--- DATA ---
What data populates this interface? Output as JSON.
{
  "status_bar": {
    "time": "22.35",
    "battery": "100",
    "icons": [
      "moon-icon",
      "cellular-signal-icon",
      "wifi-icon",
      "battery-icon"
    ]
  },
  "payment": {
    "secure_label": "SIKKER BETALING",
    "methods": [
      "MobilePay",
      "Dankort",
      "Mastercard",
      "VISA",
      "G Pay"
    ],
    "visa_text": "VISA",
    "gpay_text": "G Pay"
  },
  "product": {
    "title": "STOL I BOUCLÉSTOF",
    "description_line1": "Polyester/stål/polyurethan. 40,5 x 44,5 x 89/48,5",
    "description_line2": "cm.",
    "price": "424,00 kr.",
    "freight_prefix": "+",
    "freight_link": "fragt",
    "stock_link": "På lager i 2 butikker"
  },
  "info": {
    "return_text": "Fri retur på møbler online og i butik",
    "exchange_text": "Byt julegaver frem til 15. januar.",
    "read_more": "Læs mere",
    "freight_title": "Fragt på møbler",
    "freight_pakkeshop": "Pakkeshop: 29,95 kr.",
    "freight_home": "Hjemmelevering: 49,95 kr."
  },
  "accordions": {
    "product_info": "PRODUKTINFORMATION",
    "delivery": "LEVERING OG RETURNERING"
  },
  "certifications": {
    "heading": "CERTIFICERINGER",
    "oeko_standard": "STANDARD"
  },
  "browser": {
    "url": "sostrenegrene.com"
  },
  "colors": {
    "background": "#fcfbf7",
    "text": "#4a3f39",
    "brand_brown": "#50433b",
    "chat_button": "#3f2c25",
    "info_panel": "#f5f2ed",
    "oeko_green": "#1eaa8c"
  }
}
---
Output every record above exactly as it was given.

What data populates this interface? Output as JSON.
{
  "status_bar": {
    "time": "22.35",
    "battery": "100",
    "icons": [
      "moon-icon",
      "cellular-signal-icon",
      "wifi-icon",
      "battery-icon"
    ]
  },
  "payment": {
    "secure_label": "SIKKER BETALING",
    "methods": [
      "MobilePay",
      "Dankort",
      "Mastercard",
      "VISA",
      "G Pay"
    ],
    "visa_text": "VISA",
    "gpay_text": "G Pay"
  },
  "product": {
    "title": "STOL I BOUCLÉSTOF",
    "description_line1": "Polyester/stål/polyurethan. 40,5 x 44,5 x 89/48,5",
    "description_line2": "cm.",
    "price": "424,00 kr.",
    "freight_prefix": "+",
    "freight_link": "fragt",
    "stock_link": "På lager i 2 butikker"
  },
  "info": {
    "return_text": "Fri retur på møbler online og i butik",
    "exchange_text": "Byt julegaver frem til 15. januar.",
    "read_more": "Læs mere",
    "freight_title": "Fragt på møbler",
    "freight_pakkeshop": "Pakkeshop: 29,95 kr.",
    "freight_home": "Hjemmelevering: 49,95 kr."
  },
  "accordions": {
    "product_info": "PRODUKTINFORMATION",
    "delivery": "LEVERING OG RETURNERING"
  },
  "certifications": {
    "heading": "CERTIFICERINGER",
    "oeko_standard": "STANDARD"
  },
  "browser": {
    "url": "sostrenegrene.com"
  },
  "colors": {
    "background": "#fcfbf7",
    "text": "#4a3f39",
    "brand_brown": "#50433b",
    "chat_button": "#3f2c25",
    "info_panel": "#f5f2ed",
    "oeko_green": "#1eaa8c"
  }
}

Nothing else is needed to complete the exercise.